    There are lots of other great questions in relation to grammar, pace, character and plot development, writing style… the list seems endless!

    My biggest challenge is that like many writers, I am slightly OCD when it comes to delivering a quality product to my readers. As such it’s hard to “let it go…” It’s the perennial tussle between commercial reality and artistic perfection.

    Writing is certainly an interesting journey. We are constantly learning and re-inventing ourselves.

    Thank you for your thoughts.

    • Very true. Perfection vs. reality is a good way to frame that struggle. I know that with my own work, there’s little bits I’ll keep working and working and working on to “get right” (according to how I see it), and all the while, other readers are, like “Yeah, I think it’s fine either way; that part seemed fine before you changed it 50 times.”

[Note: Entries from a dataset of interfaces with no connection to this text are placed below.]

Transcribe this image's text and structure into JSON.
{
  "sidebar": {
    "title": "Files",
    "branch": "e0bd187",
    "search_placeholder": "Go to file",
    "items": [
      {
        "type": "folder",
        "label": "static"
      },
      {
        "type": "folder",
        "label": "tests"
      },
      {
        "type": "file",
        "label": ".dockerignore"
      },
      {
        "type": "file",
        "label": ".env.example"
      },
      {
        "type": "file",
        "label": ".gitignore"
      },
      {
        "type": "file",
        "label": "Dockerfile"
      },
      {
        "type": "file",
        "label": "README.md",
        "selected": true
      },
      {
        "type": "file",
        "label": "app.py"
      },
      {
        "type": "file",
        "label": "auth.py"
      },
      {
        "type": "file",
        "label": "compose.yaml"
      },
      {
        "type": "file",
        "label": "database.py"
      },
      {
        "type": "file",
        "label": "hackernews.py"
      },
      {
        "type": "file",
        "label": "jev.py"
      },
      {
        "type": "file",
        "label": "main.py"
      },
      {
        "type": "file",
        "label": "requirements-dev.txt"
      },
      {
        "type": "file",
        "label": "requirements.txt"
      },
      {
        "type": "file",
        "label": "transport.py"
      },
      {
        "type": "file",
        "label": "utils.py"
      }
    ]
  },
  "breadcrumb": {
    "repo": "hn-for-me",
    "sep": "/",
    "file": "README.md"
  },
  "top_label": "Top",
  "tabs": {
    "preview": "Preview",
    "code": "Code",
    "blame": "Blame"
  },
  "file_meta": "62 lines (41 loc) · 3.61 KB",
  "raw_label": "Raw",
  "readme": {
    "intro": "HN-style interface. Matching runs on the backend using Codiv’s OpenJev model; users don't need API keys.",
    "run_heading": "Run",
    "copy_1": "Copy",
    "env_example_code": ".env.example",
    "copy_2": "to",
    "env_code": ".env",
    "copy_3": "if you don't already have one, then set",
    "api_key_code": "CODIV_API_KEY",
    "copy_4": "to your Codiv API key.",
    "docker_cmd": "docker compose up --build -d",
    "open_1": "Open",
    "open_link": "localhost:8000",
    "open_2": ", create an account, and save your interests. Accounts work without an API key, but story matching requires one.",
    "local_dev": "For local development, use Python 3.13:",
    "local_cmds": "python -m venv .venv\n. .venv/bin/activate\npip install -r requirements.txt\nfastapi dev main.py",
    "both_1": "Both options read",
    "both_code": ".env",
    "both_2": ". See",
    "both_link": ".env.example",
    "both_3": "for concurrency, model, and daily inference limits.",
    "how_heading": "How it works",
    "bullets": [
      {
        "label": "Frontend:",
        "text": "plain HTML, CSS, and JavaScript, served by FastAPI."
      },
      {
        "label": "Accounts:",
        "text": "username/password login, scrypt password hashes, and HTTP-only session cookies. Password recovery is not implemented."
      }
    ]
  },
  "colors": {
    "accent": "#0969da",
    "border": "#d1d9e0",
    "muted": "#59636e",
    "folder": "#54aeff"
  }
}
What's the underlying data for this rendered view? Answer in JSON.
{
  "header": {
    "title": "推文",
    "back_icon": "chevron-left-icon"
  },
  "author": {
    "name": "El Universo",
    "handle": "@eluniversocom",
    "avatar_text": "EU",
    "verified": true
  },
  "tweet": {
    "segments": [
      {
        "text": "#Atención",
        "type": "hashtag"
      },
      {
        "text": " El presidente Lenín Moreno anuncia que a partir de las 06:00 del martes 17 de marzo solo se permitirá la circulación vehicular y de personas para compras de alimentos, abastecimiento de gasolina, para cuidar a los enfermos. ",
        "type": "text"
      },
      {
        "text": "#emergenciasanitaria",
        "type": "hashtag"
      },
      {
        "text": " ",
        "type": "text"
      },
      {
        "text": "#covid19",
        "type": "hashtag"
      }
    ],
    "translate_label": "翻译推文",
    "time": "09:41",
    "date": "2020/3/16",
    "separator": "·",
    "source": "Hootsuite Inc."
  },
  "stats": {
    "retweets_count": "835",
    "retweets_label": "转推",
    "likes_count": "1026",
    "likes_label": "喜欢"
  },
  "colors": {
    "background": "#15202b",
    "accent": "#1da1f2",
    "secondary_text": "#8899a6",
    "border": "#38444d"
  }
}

      And wow, so much for my own proofing process. (I just fixed that).


  4. Nice concise piece (except for the typo – there are more than “3” questions). I would really stress #5 and make sure proofreaders/editors are honest in their feedback. Authors don’t want inadvertent plot or grammar snags . . . or typos.

  5. thanks for the help/How to know when your book is finished. This is the same info that my editor told me when my book ‘A Walk Through The Bitterroots’ was almost finished. Now done to what I call great. He was pleased to.

    • Well, there’s no real rule, but for me, if I trust the editor, I’d rather just have one person I respect doing the developmental editing stuff, and then get another professional in the mix for copy editing and proofing. As for time, however short or long it takes to get it right. If your manuscript is really strong, it won’t take you long to edit/revise. If it’s a mess, you could be working on multiple drafts for years.


  6. I am glad to have read the article. That striking quote: A work of art is never completed, but abandoned, is sufficient to put my mind at rest. Thanks.

  7. Terrific advice! A famous writer once said that when he realized he was changing things back to his original (had a comma, took it out, put it back in; changed a phrase, then changed it back to the wording he started with, etc.) during his editing phase, then he knew he was done. He’d made all the changes, at that point, he was going to make that would improve the book. (Sorry I can’t remember the author who said that…!)

  8. […] From first word to last, every writing project is full of decisions to make and craft techniques to master. Ryan Lanz discusses the puzzling prologue problem, Adriana Mather talks about rhythm in writing, Ninie Hammon shows the best and worst ways to use backstory, and Chris Robley shares how to know when you’re done writing your novel. […]


Please enter your comment!
Please enter your name here

This site uses Akismet to reduce spam. Learn how your comment data is processed.